Data records:
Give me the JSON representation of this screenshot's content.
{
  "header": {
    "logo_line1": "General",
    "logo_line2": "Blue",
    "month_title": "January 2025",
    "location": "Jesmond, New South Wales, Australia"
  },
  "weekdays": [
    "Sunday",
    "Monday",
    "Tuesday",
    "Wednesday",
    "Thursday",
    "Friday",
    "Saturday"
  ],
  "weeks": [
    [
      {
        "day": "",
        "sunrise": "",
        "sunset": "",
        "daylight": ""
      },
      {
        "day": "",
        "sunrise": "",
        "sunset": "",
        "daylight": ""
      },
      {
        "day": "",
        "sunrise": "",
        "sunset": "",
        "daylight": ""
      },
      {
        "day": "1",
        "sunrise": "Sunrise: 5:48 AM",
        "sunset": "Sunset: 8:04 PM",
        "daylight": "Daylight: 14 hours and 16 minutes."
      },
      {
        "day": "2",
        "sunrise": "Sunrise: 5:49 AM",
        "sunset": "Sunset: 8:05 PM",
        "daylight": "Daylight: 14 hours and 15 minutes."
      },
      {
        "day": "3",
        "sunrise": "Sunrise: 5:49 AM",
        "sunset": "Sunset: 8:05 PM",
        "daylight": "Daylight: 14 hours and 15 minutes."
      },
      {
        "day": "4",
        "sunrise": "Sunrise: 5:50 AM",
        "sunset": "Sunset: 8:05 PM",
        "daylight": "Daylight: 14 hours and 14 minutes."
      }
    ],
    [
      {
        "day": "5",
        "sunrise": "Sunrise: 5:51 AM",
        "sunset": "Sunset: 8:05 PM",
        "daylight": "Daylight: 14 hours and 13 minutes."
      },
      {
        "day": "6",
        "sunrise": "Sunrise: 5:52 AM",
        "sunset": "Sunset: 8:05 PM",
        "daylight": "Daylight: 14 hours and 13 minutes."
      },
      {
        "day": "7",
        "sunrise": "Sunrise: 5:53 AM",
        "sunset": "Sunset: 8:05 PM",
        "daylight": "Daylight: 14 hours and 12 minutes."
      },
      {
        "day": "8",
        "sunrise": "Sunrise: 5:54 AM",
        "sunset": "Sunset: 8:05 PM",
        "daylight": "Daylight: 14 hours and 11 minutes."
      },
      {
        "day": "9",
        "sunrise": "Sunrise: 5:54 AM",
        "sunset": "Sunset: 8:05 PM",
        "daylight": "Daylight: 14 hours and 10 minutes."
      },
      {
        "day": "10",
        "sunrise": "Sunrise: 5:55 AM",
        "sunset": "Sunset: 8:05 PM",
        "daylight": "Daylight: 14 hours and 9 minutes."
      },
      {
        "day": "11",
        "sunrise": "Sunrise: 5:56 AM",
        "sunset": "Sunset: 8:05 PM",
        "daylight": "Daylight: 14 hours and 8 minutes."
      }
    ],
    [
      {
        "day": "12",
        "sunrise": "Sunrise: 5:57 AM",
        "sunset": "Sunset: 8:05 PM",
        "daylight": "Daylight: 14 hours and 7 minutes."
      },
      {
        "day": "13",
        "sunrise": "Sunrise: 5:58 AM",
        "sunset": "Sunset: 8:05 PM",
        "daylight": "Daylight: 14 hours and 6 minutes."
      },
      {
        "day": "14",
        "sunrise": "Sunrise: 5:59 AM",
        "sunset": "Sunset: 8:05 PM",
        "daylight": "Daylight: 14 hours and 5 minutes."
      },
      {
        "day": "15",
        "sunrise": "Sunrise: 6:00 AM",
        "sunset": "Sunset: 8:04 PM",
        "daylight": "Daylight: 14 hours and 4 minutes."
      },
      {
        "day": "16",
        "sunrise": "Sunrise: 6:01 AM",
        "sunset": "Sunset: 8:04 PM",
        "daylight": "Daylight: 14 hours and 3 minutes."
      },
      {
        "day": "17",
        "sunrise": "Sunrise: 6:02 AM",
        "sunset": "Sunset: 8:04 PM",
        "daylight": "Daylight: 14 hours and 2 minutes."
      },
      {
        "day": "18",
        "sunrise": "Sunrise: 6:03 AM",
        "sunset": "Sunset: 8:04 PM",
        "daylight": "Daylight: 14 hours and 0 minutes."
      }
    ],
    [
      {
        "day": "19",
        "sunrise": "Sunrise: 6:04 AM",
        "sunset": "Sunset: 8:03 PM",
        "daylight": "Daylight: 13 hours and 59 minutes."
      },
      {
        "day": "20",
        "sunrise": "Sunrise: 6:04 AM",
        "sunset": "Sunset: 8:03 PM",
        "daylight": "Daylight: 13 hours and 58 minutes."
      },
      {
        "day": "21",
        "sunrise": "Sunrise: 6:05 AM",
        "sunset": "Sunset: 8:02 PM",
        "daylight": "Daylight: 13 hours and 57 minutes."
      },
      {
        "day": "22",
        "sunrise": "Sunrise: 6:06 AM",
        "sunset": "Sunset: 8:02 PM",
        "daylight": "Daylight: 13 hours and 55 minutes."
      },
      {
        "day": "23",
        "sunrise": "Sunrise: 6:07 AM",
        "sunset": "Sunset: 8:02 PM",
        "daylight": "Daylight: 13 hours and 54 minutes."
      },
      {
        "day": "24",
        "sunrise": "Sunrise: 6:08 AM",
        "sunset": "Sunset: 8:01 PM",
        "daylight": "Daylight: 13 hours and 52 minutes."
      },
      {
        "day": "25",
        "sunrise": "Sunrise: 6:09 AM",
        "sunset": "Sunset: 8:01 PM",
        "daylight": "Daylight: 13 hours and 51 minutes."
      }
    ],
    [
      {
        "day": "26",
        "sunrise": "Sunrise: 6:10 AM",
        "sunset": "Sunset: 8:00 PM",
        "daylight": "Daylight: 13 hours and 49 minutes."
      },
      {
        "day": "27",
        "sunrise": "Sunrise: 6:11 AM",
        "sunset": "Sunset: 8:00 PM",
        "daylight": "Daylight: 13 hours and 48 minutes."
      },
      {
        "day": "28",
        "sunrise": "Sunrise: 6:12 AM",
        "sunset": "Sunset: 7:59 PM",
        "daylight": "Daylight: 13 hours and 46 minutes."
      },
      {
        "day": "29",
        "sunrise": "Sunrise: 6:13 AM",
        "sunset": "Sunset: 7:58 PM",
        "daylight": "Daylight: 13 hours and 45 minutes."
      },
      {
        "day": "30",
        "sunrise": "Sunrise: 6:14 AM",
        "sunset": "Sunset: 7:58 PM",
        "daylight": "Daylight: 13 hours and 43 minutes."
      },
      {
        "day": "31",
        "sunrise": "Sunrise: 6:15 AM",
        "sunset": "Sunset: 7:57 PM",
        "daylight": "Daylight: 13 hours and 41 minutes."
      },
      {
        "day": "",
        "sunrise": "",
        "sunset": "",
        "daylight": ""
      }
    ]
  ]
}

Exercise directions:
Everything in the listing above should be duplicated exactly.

Response box:
Give me the JSON representation of this screenshot's content.
{
  "header": {
    "logo_line1": "General",
    "logo_line2": "Blue",
    "month_title": "January 2025",
    "location": "Jesmond, New South Wales, Australia"
  },
  "weekdays": [
    "Sunday",
    "Monday",
    "Tuesday",
    "Wednesday",
    "Thursday",
    "Friday",
    "Saturday"
  ],
  "weeks": [
    [
      {
        "day": "",
        "sunrise": "",
        "sunset": "",
        "daylight": ""
      },
      {
        "day": "",
        "sunrise": "",
        "sunset": "",
        "daylight": ""
      },
      {
        "day": "",
        "sunrise": "",
        "sunset": "",
        "daylight": ""
      },
      {
        "day": "1",
        "sunrise": "Sunrise: 5:48 AM",
        "sunset": "Sunset: 8:04 PM",
        "daylight": "Daylight: 14 hours and 16 minutes."
      },
      {
        "day": "2",
        "sunrise": "Sunrise: 5:49 AM",
        "sunset": "Sunset: 8:05 PM",
        "daylight": "Daylight: 14 hours and 15 minutes."
      },
      {
        "day": "3",
        "sunrise": "Sunrise: 5:49 AM",
        "sunset": "Sunset: 8:05 PM",
        "daylight": "Daylight: 14 hours and 15 minutes."
      },
      {
        "day": "4",
        "sunrise": "Sunrise: 5:50 AM",
        "sunset": "Sunset: 8:05 PM",
        "daylight": "Daylight: 14 hours and 14 minutes."
      }
    ],
    [
      {
        "day": "5",
        "sunrise": "Sunrise: 5:51 AM",
        "sunset": "Sunset: 8:05 PM",
        "daylight": "Daylight: 14 hours and 13 minutes."
      },
      {
        "day": "6",
        "sunrise": "Sunrise: 5:52 AM",
        "sunset": "Sunset: 8:05 PM",
        "daylight": "Daylight: 14 hours and 13 minutes."
      },
      {
        "day": "7",
        "sunrise": "Sunrise: 5:53 AM",
        "sunset": "Sunset: 8:05 PM",
        "daylight": "Daylight: 14 hours and 12 minutes."
      },
      {
        "day": "8",
        "sunrise": "Sunrise: 5:54 AM",
        "sunset": "Sunset: 8:05 PM",
        "daylight": "Daylight: 14 hours and 11 minutes."
      },
      {
        "day": "9",
        "sunrise": "Sunrise: 5:54 AM",
        "sunset": "Sunset: 8:05 PM",
        "daylight": "Daylight: 14 hours and 10 minutes."
      },
      {
        "day": "10",
        "sunrise": "Sunrise: 5:55 AM",
        "sunset": "Sunset: 8:05 PM",
        "daylight": "Daylight: 14 hours and 9 minutes."
      },
      {
        "day": "11",
        "sunrise": "Sunrise: 5:56 AM",
        "sunset": "Sunset: 8:05 PM",
        "daylight": "Daylight: 14 hours and 8 minutes."
      }
    ],
    [
      {
        "day": "12",
        "sunrise": "Sunrise: 5:57 AM",
        "sunset": "Sunset: 8:05 PM",
        "daylight": "Daylight: 14 hours and 7 minutes."
      },
      {
        "day": "13",
        "sunrise": "Sunrise: 5:58 AM",
        "sunset": "Sunset: 8:05 PM",
        "daylight": "Daylight: 14 hours and 6 minutes."
      },
      {
        "day": "14",
        "sunrise": "Sunrise: 5:59 AM",
        "sunset": "Sunset: 8:05 PM",
        "daylight": "Daylight: 14 hours and 5 minutes."
      },
      {
        "day": "15",
        "sunrise": "Sunrise: 6:00 AM",
        "sunset": "Sunset: 8:04 PM",
        "daylight": "Daylight: 14 hours and 4 minutes."
      },
      {
        "day": "16",
        "sunrise": "Sunrise: 6:01 AM",
        "sunset": "Sunset: 8:04 PM",
        "daylight": "Daylight: 14 hours and 3 minutes."
      },
      {
        "day": "17",
        "sunrise": "Sunrise: 6:02 AM",
        "sunset": "Sunset: 8:04 PM",
        "daylight": "Daylight: 14 hours and 2 minutes."
      },
      {
        "day": "18",
        "sunrise": "Sunrise: 6:03 AM",
        "sunset": "Sunset: 8:04 PM",
        "daylight": "Daylight: 14 hours and 0 minutes."
      }
    ],
    [
      {
        "day": "19",
        "sunrise": "Sunrise: 6:04 AM",
        "sunset": "Sunset: 8:03 PM",
        "daylight": "Daylight: 13 hours and 59 minutes."
      },
      {
        "day": "20",
        "sunrise": "Sunrise: 6:04 AM",
        "sunset": "Sunset: 8:03 PM",
        "daylight": "Daylight: 13 hours and 58 minutes."
      },
      {
        "day": "21",
        "sunrise": "Sunrise: 6:05 AM",
        "sunset": "Sunset: 8:02 PM",
        "daylight": "Daylight: 13 hours and 57 minutes."
      },
      {
        "day": "22",
        "sunrise": "Sunrise: 6:06 AM",
        "sunset": "Sunset: 8:02 PM",
        "daylight": "Daylight: 13 hours and 55 minutes."
      },
      {
        "day": "23",
        "sunrise": "Sunrise: 6:07 AM",
        "sunset": "Sunset: 8:02 PM",
        "daylight": "Daylight: 13 hours and 54 minutes."
      },
      {
        "day": "24",
        "sunrise": "Sunrise: 6:08 AM",
        "sunset": "Sunset: 8:01 PM",
        "daylight": "Daylight: 13 hours and 52 minutes."
      },
      {
        "day": "25",
        "sunrise": "Sunrise: 6:09 AM",
        "sunset": "Sunset: 8:01 PM",
        "daylight": "Daylight: 13 hours and 51 minutes."
      }
    ],
    [
      {
        "day": "26",
        "sunrise": "Sunrise: 6:10 AM",
        "sunset": "Sunset: 8:00 PM",
        "daylight": "Daylight: 13 hours and 49 minutes."
      },
      {
        "day": "27",
        "sunrise": "Sunrise: 6:11 AM",
        "sunset": "Sunset: 8:00 PM",
        "daylight": "Daylight: 13 hours and 48 minutes."
      },
      {
        "day": "28",
        "sunrise": "Sunrise: 6:12 AM",
        "sunset": "Sunset: 7:59 PM",
        "daylight": "Daylight: 13 hours and 46 minutes."
      },
      {
        "day": "29",
        "sunrise": "Sunrise: 6:13 AM",
        "sunset": "Sunset: 7:58 PM",
        "daylight": "Daylight: 13 hours and 45 minutes."
      },
      {
        "day": "30",
        "sunrise": "Sunrise: 6:14 AM",
        "sunset": "Sunset: 7:58 PM",
        "daylight": "Daylight: 13 hours and 43 minutes."
      },
      {
        "day": "31",
        "sunrise": "Sunrise: 6:15 AM",
        "sunset": "Sunset: 7:57 PM",
        "daylight": "Daylight: 13 hours and 41 minutes."
      },
      {
        "day": "",
        "sunrise": "",
        "sunset": "",
        "daylight": ""
      }
    ]
  ]
}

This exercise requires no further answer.